Could you find each line of the data below that contains the word "JSON" and copy those lines?

__Available data__.
####
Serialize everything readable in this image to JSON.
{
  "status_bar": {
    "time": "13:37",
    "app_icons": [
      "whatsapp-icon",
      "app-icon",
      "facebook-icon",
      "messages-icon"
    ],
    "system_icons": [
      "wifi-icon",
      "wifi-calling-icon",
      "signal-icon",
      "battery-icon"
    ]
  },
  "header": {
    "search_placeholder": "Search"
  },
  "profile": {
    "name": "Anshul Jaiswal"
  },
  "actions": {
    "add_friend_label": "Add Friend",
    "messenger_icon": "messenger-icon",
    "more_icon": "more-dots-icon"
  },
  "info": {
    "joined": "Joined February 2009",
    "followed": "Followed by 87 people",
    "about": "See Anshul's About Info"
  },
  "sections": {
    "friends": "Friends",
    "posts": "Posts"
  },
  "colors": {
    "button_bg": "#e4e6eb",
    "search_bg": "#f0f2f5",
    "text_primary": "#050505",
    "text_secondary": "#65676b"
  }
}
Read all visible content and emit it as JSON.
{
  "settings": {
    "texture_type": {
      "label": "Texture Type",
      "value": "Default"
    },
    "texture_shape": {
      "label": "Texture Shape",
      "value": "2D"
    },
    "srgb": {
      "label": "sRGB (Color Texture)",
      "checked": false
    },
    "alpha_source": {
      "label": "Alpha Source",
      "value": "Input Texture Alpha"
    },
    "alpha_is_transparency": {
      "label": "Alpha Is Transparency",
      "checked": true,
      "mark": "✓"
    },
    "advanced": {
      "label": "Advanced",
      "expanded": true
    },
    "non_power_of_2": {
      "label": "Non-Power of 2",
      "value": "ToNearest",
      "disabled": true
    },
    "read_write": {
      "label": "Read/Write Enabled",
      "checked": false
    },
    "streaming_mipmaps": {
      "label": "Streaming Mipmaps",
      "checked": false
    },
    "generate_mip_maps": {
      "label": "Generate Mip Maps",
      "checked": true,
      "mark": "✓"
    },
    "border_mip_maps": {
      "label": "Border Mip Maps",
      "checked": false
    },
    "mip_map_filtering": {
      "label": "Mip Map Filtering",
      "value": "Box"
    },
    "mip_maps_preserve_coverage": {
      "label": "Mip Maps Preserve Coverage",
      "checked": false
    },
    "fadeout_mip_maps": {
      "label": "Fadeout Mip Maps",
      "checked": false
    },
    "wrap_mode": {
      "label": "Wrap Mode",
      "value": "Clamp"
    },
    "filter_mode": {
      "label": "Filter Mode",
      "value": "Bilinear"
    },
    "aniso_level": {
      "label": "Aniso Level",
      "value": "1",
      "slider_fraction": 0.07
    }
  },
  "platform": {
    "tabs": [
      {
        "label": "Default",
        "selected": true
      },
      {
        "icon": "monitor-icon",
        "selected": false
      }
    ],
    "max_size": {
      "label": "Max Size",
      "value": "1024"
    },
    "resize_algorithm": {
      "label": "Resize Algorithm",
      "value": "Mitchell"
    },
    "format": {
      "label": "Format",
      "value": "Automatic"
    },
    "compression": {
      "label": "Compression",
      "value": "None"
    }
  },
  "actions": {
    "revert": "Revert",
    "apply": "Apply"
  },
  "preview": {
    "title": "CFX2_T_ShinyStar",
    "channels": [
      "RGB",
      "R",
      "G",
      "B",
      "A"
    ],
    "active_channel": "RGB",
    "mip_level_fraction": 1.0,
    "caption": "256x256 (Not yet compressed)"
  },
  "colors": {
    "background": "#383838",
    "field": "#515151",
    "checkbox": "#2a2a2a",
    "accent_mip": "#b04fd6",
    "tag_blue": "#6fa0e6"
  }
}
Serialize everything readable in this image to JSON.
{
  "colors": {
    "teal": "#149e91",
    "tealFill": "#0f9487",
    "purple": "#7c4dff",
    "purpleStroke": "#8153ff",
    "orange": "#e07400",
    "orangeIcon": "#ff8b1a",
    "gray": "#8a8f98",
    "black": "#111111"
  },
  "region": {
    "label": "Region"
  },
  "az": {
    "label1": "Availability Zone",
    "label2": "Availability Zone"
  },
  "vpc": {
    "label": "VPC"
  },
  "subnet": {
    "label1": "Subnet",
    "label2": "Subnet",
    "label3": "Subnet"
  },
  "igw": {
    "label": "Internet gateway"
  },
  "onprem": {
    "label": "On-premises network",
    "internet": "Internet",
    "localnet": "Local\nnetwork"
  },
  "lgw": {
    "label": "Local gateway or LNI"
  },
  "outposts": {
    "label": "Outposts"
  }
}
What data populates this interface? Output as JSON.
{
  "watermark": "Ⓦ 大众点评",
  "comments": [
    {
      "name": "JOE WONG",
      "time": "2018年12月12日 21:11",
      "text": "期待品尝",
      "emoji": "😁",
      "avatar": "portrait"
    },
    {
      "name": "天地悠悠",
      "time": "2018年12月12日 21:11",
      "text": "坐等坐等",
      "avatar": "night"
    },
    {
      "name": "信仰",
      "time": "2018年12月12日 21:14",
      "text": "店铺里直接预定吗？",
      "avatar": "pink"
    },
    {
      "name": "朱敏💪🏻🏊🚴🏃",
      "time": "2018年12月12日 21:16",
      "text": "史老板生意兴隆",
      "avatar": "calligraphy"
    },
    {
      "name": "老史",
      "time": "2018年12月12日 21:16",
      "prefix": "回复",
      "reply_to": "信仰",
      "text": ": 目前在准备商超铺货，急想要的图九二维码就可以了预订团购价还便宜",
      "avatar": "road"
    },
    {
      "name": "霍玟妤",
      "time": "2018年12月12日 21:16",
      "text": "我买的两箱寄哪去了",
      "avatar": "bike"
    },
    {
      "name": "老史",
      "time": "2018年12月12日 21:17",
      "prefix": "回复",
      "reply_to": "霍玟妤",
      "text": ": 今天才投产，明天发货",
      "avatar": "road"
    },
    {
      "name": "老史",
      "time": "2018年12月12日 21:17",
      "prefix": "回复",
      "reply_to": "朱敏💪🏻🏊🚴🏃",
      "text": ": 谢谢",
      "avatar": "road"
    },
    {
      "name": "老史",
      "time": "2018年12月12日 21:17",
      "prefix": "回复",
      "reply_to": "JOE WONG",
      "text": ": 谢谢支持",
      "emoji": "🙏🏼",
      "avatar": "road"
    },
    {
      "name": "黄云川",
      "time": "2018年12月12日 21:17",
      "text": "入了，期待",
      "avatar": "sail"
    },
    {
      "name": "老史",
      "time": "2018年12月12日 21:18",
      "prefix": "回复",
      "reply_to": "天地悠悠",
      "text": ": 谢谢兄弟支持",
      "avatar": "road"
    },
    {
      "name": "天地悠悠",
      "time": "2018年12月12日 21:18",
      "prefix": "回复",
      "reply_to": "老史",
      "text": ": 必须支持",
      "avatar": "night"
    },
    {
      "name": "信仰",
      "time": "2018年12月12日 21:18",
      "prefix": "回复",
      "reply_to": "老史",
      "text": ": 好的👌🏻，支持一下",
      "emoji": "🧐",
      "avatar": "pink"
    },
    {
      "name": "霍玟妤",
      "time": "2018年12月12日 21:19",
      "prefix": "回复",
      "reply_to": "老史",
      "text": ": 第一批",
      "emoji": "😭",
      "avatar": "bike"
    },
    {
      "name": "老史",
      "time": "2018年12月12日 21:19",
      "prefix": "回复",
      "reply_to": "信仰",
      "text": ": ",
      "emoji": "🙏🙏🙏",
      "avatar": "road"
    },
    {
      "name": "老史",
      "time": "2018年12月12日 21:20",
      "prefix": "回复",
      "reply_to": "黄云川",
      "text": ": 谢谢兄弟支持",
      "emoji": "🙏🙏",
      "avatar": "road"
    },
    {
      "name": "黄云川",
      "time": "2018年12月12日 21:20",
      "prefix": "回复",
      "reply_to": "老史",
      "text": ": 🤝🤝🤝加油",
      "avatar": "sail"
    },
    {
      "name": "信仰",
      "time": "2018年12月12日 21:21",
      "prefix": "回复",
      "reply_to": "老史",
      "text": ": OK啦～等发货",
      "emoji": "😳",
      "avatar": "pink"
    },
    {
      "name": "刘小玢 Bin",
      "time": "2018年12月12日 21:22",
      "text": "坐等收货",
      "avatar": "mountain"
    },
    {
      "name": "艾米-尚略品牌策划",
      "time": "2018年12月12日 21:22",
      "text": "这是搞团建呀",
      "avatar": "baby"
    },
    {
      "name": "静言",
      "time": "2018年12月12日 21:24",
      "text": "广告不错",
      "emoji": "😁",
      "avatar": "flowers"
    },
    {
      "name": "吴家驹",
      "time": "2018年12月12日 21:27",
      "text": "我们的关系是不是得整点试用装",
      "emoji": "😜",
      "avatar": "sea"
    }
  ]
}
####
__The completed task__.
Serialize everything readable in this image to JSON.
Read all visible content and emit it as JSON.
Serialize everything readable in this image to JSON.
What data populates this interface? Output as JSON.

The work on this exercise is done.